● **Assigned task**: Search the listing below for the word "Ctrl" and copy each line where it appears.
________
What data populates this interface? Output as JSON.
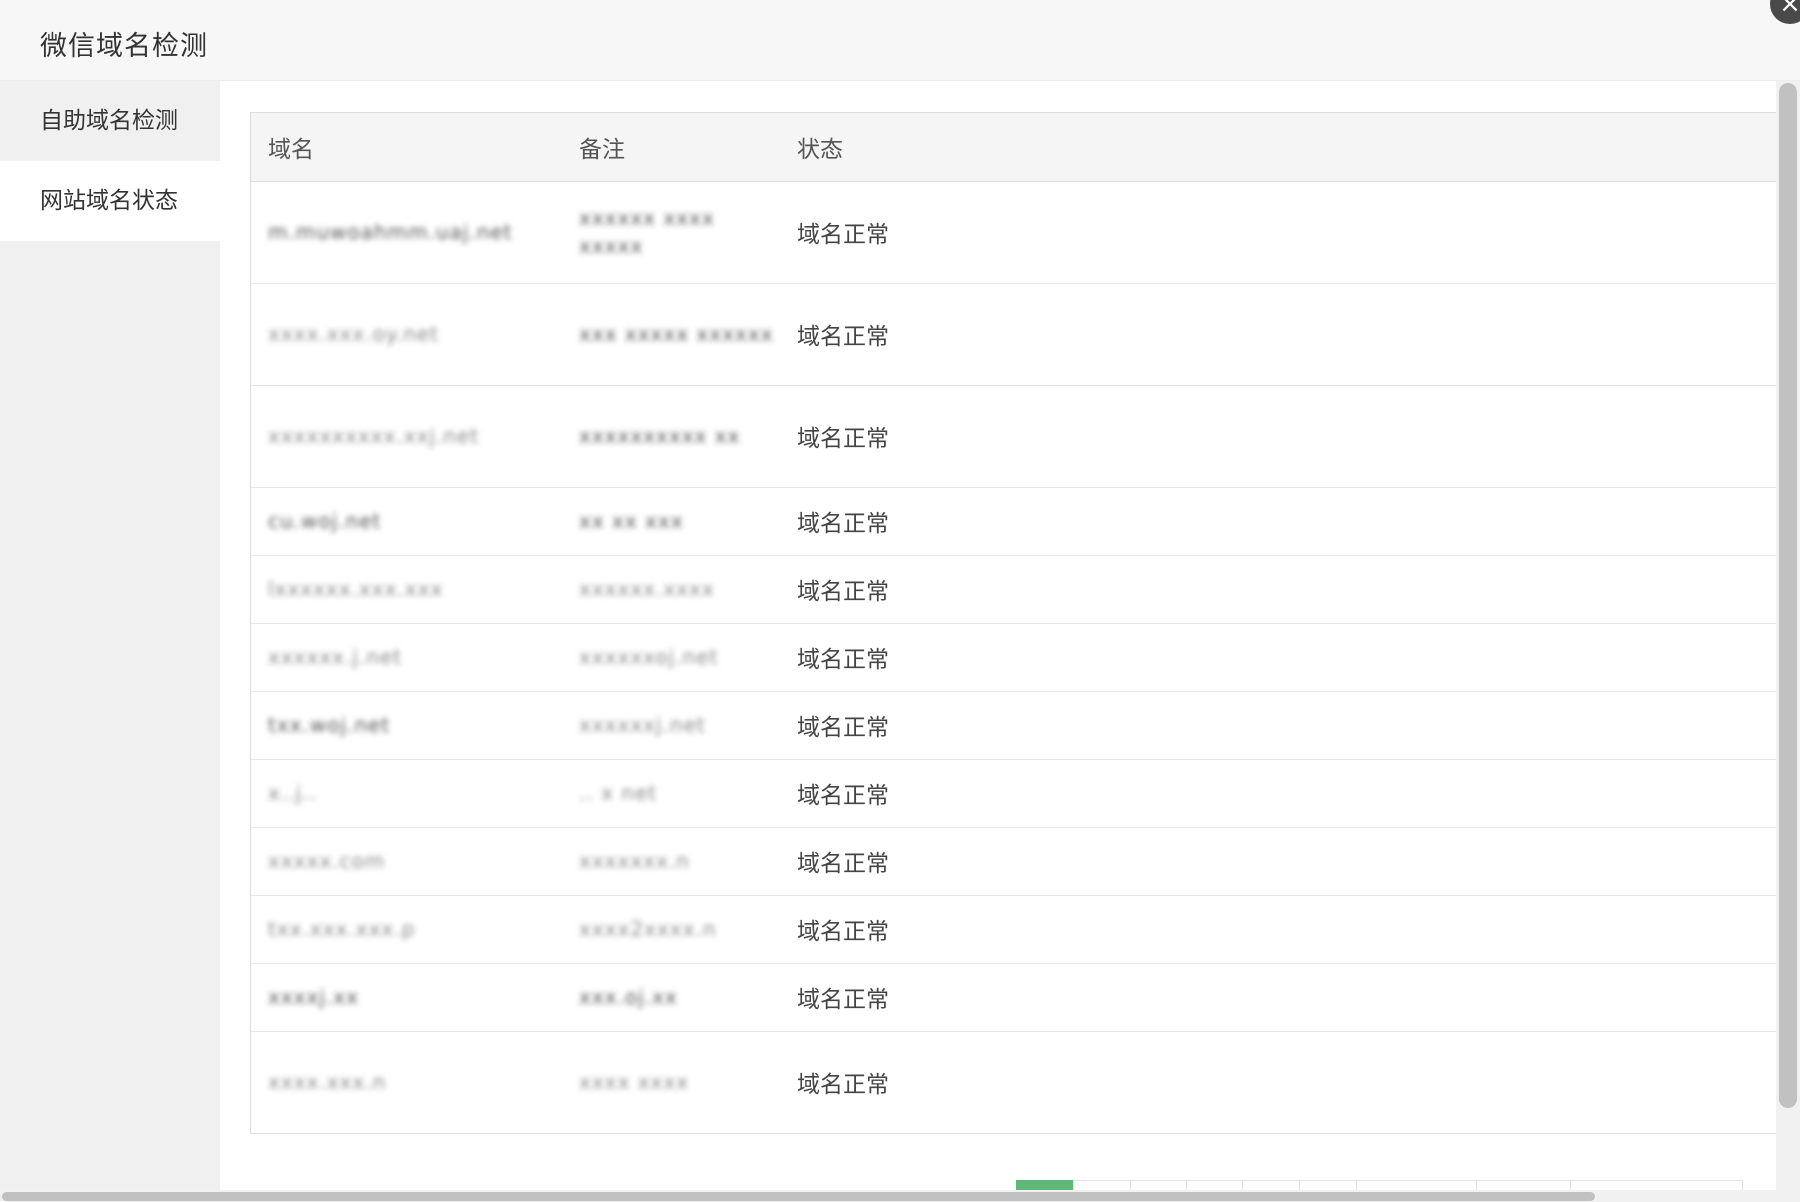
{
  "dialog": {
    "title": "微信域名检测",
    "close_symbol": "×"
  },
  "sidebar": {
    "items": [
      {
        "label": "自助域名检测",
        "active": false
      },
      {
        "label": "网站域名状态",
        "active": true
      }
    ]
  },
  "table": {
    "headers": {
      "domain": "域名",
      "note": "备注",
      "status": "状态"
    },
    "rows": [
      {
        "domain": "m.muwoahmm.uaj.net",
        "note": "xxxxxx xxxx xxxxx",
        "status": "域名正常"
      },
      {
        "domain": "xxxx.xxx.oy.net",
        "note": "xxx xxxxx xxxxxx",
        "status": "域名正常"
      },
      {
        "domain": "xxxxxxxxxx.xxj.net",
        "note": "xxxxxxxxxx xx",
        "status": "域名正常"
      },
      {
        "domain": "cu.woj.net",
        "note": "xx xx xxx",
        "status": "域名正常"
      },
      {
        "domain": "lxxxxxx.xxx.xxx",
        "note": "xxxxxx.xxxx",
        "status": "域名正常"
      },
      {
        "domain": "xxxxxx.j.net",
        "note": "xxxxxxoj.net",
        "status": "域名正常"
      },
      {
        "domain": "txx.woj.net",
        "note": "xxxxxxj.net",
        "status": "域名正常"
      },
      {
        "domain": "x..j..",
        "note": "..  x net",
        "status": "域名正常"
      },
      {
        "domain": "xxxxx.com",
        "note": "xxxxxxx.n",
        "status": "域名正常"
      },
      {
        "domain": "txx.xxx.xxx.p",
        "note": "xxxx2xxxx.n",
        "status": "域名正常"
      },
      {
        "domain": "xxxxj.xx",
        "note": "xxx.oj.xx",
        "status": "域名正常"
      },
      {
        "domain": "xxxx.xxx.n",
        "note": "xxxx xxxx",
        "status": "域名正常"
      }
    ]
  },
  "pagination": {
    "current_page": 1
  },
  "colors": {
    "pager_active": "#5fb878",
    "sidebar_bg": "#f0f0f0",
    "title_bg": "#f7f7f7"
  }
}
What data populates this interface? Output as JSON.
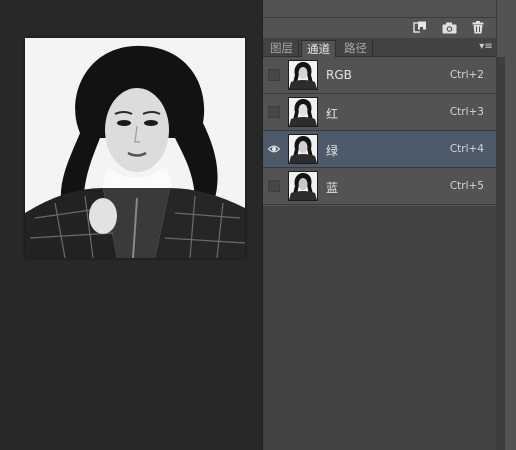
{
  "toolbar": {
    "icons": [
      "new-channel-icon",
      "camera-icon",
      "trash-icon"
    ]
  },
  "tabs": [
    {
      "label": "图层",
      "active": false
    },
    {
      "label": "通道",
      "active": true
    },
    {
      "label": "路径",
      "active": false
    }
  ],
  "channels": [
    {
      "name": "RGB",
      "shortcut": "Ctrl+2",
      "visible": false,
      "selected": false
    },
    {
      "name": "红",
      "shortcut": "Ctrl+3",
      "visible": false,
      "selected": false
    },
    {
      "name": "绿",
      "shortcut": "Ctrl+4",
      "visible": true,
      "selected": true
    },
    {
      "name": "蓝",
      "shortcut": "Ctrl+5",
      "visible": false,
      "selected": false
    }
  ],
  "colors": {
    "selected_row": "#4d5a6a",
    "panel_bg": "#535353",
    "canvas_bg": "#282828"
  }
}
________
● **Exercise output**:
      "shortcut": "Ctrl+2",
      "shortcut": "Ctrl+3",
      "shortcut": "Ctrl+4",
      "shortcut": "Ctrl+5",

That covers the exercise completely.